╔══

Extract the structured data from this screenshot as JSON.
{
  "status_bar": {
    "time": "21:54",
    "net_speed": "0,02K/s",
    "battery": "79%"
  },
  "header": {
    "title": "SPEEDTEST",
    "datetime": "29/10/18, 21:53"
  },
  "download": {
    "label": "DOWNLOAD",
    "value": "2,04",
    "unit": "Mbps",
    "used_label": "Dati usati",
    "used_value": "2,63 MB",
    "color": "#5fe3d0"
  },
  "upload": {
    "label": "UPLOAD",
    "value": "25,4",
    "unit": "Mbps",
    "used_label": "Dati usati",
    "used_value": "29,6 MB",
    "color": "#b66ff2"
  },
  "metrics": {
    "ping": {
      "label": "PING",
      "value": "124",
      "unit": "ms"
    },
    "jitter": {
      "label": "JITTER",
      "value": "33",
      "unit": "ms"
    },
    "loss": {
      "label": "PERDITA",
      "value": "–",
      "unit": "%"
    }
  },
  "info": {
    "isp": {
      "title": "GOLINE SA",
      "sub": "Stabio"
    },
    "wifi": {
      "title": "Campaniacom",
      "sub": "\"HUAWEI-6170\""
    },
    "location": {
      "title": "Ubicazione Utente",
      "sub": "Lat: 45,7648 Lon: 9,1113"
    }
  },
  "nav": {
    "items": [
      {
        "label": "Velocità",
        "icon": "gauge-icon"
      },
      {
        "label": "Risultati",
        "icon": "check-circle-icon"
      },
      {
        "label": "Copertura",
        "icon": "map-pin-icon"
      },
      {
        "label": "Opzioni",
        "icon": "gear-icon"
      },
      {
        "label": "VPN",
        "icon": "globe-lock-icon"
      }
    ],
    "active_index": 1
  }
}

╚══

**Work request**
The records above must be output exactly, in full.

**Solution to this task**
Extract the structured data from this screenshot as JSON.
{
  "status_bar": {
    "time": "21:54",
    "net_speed": "0,02K/s",
    "battery": "79%"
  },
  "header": {
    "title": "SPEEDTEST",
    "datetime": "29/10/18, 21:53"
  },
  "download": {
    "label": "DOWNLOAD",
    "value": "2,04",
    "unit": "Mbps",
    "used_label": "Dati usati",
    "used_value": "2,63 MB",
    "color": "#5fe3d0"
  },
  "upload": {
    "label": "UPLOAD",
    "value": "25,4",
    "unit": "Mbps",
    "used_label": "Dati usati",
    "used_value": "29,6 MB",
    "color": "#b66ff2"
  },
  "metrics": {
    "ping": {
      "label": "PING",
      "value": "124",
      "unit": "ms"
    },
    "jitter": {
      "label": "JITTER",
      "value": "33",
      "unit": "ms"
    },
    "loss": {
      "label": "PERDITA",
      "value": "–",
      "unit": "%"
    }
  },
  "info": {
    "isp": {
      "title": "GOLINE SA",
      "sub": "Stabio"
    },
    "wifi": {
      "title": "Campaniacom",
      "sub": "\"HUAWEI-6170\""
    },
    "location": {
      "title": "Ubicazione Utente",
      "sub": "Lat: 45,7648 Lon: 9,1113"
    }
  },
  "nav": {
    "items": [
      {
        "label": "Velocità",
        "icon": "gauge-icon"
      },
      {
        "label": "Risultati",
        "icon": "check-circle-icon"
      },
      {
        "label": "Copertura",
        "icon": "map-pin-icon"
      },
      {
        "label": "Opzioni",
        "icon": "gear-icon"
      },
      {
        "label": "VPN",
        "icon": "globe-lock-icon"
      }
    ],
    "active_index": 1
  }
}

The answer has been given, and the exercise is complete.